The Discovery Institute has long had an interest in promoting itself at Southern Methodist University in Dallas, Texas. An early meeting held there featured several of the future DI CRSC Fellows a few years before the 1996 establishment of the CRSC. More recently, the DI tried to browbeat SMU faculty into validating a dog-and-pony show that would put an official imprimatur on DI Fellows appearing there. And in current events, the DI put on an event on September 23rd sponsored by Victory Campus Ministries at the SMU campus, but have been outraged, yes, outraged, by the critical reception they received from various of the SMU faculty.
Lecturer John G. Wise has put up perhaps the most extensive critiques of the DI’s presentation and co-authored a letter to the SMU campus paper, eliciting DI responses from Casey Luskin (1, 2) and a joint response from several of the DI CSC Fellows.
Wise pointed out problems like the claim that stuff published in ‘Bio-complexity’ meets the standard of peer-reviewed literature. Ouch.
Associate Professor Mark Chancey published a letter in the SMU campus paper discussing some of the reasons that the DI doesn’t get a unanimous vote of approval from the SMU faculty despite the religious background of the university. Chancey reviews some of the history of the DI and its enthusiasm for SMU.

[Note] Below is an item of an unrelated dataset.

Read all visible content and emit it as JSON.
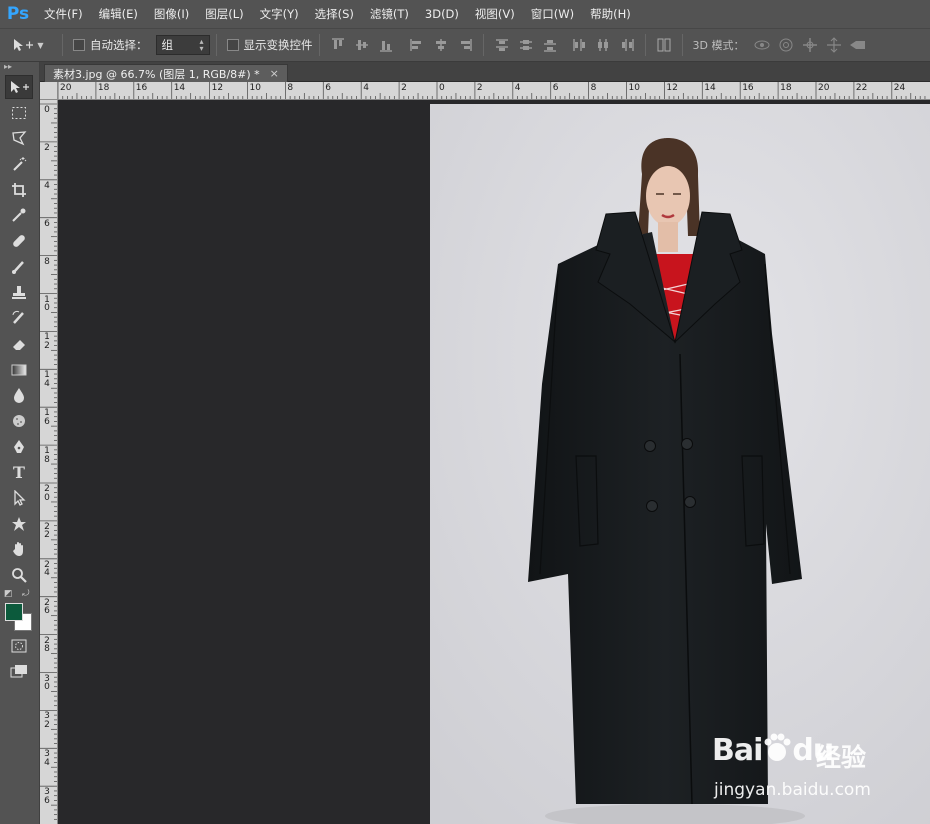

Unfortunately, the Discovery Institute has a track record of using SMU’s prestige and academic reputation to bolster its own claims to legitimacy. Consider this quote from Phillip E. Johnson, a chief ID architect: “The movement we now call the Wedge made its public debut at a conference of scientists and philosophers held at Southern Methodist University in March 1992.”
Johnson goes on to characterize that conference as “a respectable academic gathering.” This language implies that SMU sponsored an academic conference in which ID proponents participated as full-fledged scholars. In fact, the 1992 event, too, was sponsored not by any academic unit of the university but by a campus ministry-a detail conspicuously absent from Johnson’s description.

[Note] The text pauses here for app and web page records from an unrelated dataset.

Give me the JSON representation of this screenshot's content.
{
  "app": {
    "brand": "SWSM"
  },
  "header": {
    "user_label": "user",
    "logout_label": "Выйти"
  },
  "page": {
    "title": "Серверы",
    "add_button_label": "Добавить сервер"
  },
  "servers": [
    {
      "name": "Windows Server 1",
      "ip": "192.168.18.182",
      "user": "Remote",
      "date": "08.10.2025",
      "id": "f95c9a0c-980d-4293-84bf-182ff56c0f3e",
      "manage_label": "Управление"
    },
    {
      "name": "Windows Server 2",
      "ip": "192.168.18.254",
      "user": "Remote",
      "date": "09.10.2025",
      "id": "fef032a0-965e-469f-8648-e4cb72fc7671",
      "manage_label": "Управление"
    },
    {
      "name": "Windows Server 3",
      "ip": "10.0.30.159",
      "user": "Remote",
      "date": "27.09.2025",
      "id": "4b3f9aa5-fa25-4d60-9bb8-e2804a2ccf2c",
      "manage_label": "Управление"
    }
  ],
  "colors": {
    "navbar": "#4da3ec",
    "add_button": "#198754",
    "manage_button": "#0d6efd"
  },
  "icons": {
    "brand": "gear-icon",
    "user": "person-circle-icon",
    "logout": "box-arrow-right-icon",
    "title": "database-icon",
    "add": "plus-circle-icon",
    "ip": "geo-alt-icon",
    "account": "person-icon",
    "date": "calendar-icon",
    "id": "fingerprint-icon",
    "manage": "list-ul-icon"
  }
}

Yes, annoying details like that often go missing in the DI propaganda. Not getting the official recognition they want from SMU and getting unwelcome critical attention of SMU faculty just doesn’t sit well with the DI.